Exercise prompt: Starting with the line that contains "Output a JSON", repeat each line exactly through the final line of the listing. No picture should appear in the copy.

BEGIN

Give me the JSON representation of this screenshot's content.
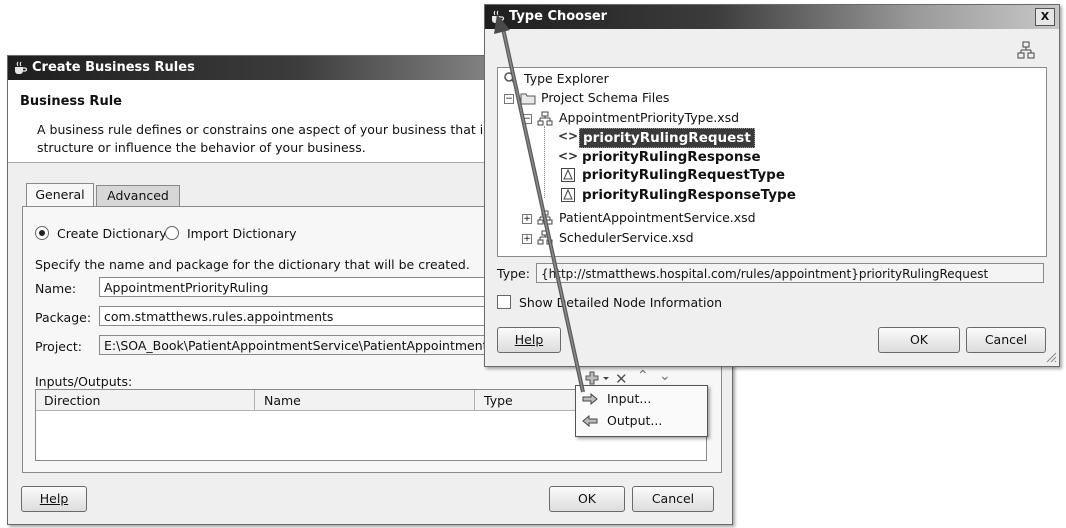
{
  "create_dialog": {
    "title": "Create Business Rules",
    "section_title": "Business Rule",
    "description_line1": "A business rule defines or constrains one aspect of your business that is inte",
    "description_line2": "structure or influence the behavior of your business.",
    "tabs": [
      "General",
      "Advanced"
    ],
    "radio_create": "Create Dictionary",
    "radio_import": "Import Dictionary",
    "instructions": "Specify the name and package for the dictionary that will be created.",
    "name_label": "Name:",
    "name_value": "AppointmentPriorityRuling",
    "package_label": "Package:",
    "package_value": "com.stmatthews.rules.appointments",
    "project_label": "Project:",
    "project_value": "E:\\SOA_Book\\PatientAppointmentService\\PatientAppointmentServ",
    "io_label": "Inputs/Outputs:",
    "table_headers": [
      "Direction",
      "Name",
      "Type"
    ],
    "help_label": "Help",
    "ok_label": "OK",
    "cancel_label": "Cancel"
  },
  "add_menu": {
    "items": [
      "Input...",
      "Output..."
    ]
  },
  "type_chooser": {
    "title": "Type Chooser",
    "close_symbol": "X",
    "tree": {
      "root": "Type Explorer",
      "project_schema": "Project Schema Files",
      "xsd1": "AppointmentPriorityType.xsd",
      "children": [
        "priorityRulingRequest",
        "priorityRulingResponse",
        "priorityRulingRequestType",
        "priorityRulingResponseType"
      ],
      "xsd2": "PatientAppointmentService.xsd",
      "xsd3": "SchedulerService.xsd"
    },
    "type_label": "Type:",
    "type_value": "{http://stmatthews.hospital.com/rules/appointment}priorityRulingRequest",
    "show_detail": "Show Detailed Node Information",
    "help_label": "Help",
    "ok_label": "OK",
    "cancel_label": "Cancel"
  },
  "colors": {
    "title_dark": "#1e1e1e",
    "selected_bg": "#3a3a3a",
    "window_bg": "#efefef"
  }
}
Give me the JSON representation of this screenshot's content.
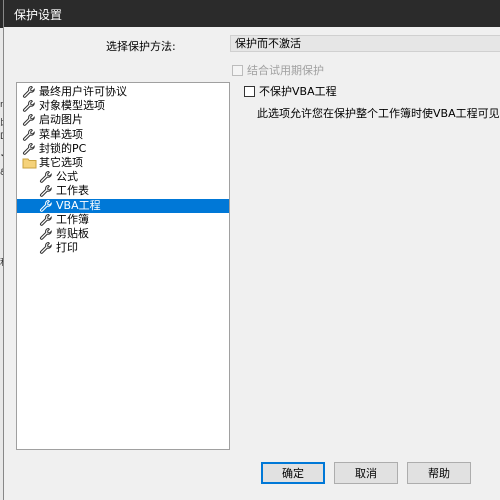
{
  "window": {
    "title": "保护设置"
  },
  "background": {
    "edge_glyphs": [
      "r",
      "比",
      "D",
      "✓",
      "&",
      "利"
    ]
  },
  "protection": {
    "method_label": "选择保护方法:",
    "method_value": "保护而不激活",
    "trial_label": "结合试用期保护"
  },
  "tree": {
    "items": [
      {
        "label": "最终用户许可协议",
        "icon": "wrench-icon",
        "indent": 0,
        "selected": false
      },
      {
        "label": "对象模型选项",
        "icon": "wrench-icon",
        "indent": 0,
        "selected": false
      },
      {
        "label": "启动图片",
        "icon": "wrench-icon",
        "indent": 0,
        "selected": false
      },
      {
        "label": "菜单选项",
        "icon": "wrench-icon",
        "indent": 0,
        "selected": false
      },
      {
        "label": "封锁的PC",
        "icon": "wrench-icon",
        "indent": 0,
        "selected": false
      },
      {
        "label": "其它选项",
        "icon": "folder-icon",
        "indent": 0,
        "selected": false
      },
      {
        "label": "公式",
        "icon": "wrench-icon",
        "indent": 1,
        "selected": false
      },
      {
        "label": "工作表",
        "icon": "wrench-icon",
        "indent": 1,
        "selected": false
      },
      {
        "label": "VBA工程",
        "icon": "wrench-icon",
        "indent": 1,
        "selected": true
      },
      {
        "label": "工作簿",
        "icon": "wrench-icon",
        "indent": 1,
        "selected": false
      },
      {
        "label": "剪贴板",
        "icon": "wrench-icon",
        "indent": 1,
        "selected": false
      },
      {
        "label": "打印",
        "icon": "wrench-icon",
        "indent": 1,
        "selected": false
      }
    ]
  },
  "panel": {
    "checkbox_label": "不保护VBA工程",
    "description": "此选项允许您在保护整个工作簿时使VBA工程可见"
  },
  "buttons": {
    "ok": "确定",
    "cancel": "取消",
    "help": "帮助"
  },
  "colors": {
    "selection": "#0078d7",
    "titlebar": "#2b2b2b",
    "dialog_bg": "#f0f0f0"
  }
}
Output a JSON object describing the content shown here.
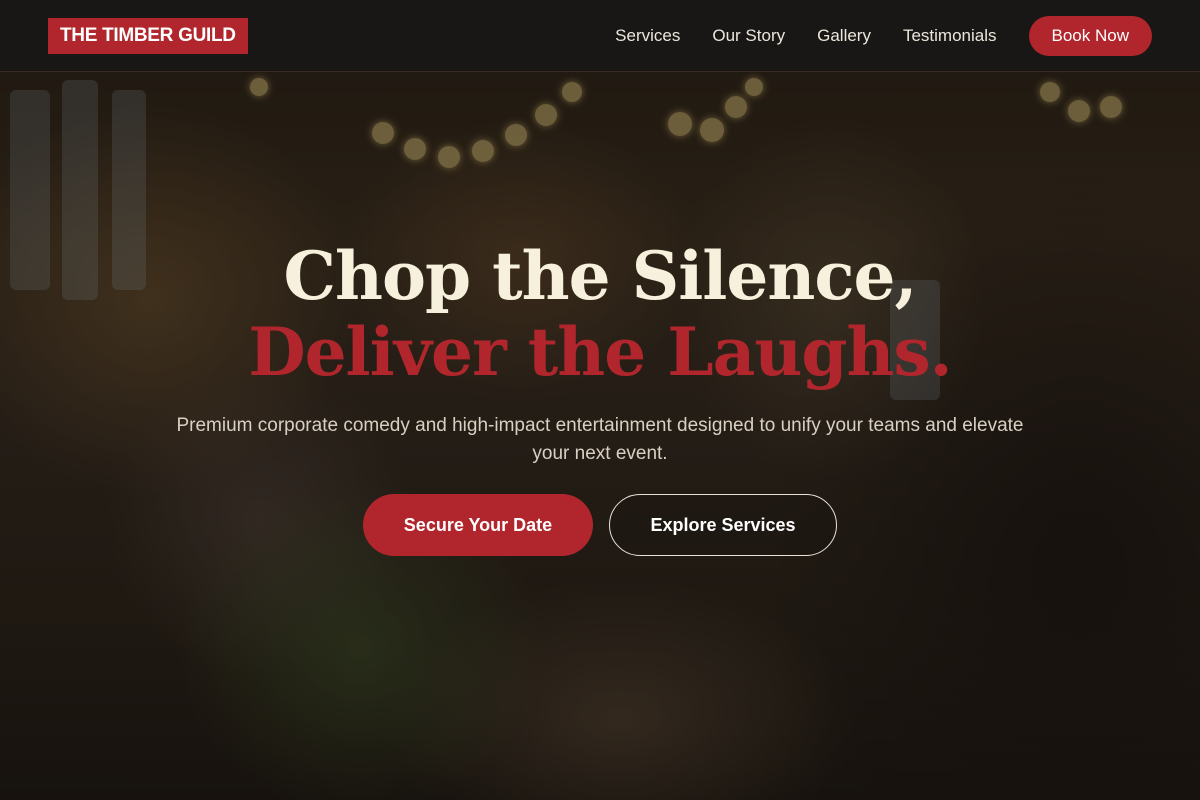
{
  "brand": {
    "name": "THE TIMBER GUILD"
  },
  "nav": {
    "links": [
      "Services",
      "Our Story",
      "Gallery",
      "Testimonials"
    ],
    "book_label": "Book Now"
  },
  "hero": {
    "headline_line1": "Chop the Silence,",
    "headline_line2": "Deliver the Laughs.",
    "subtext": "Premium corporate comedy and high-impact entertainment designed to unify your teams and elevate your next event.",
    "primary_cta": "Secure Your Date",
    "secondary_cta": "Explore Services"
  },
  "colors": {
    "accent": "#b0262c",
    "headline_cream": "#f6f0dc",
    "nav_bg": "#181716"
  }
}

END

Exercise answer:
Output a JSON object describing the content shown here.
{
  "brand": {
    "name": "THE TIMBER GUILD"
  },
  "nav": {
    "links": [
      "Services",
      "Our Story",
      "Gallery",
      "Testimonials"
    ],
    "book_label": "Book Now"
  },
  "hero": {
    "headline_line1": "Chop the Silence,",
    "headline_line2": "Deliver the Laughs.",
    "subtext": "Premium corporate comedy and high-impact entertainment designed to unify your teams and elevate your next event.",
    "primary_cta": "Secure Your Date",
    "secondary_cta": "Explore Services"
  },
  "colors": {
    "accent": "#b0262c",
    "headline_cream": "#f6f0dc",
    "nav_bg": "#181716"
  }
}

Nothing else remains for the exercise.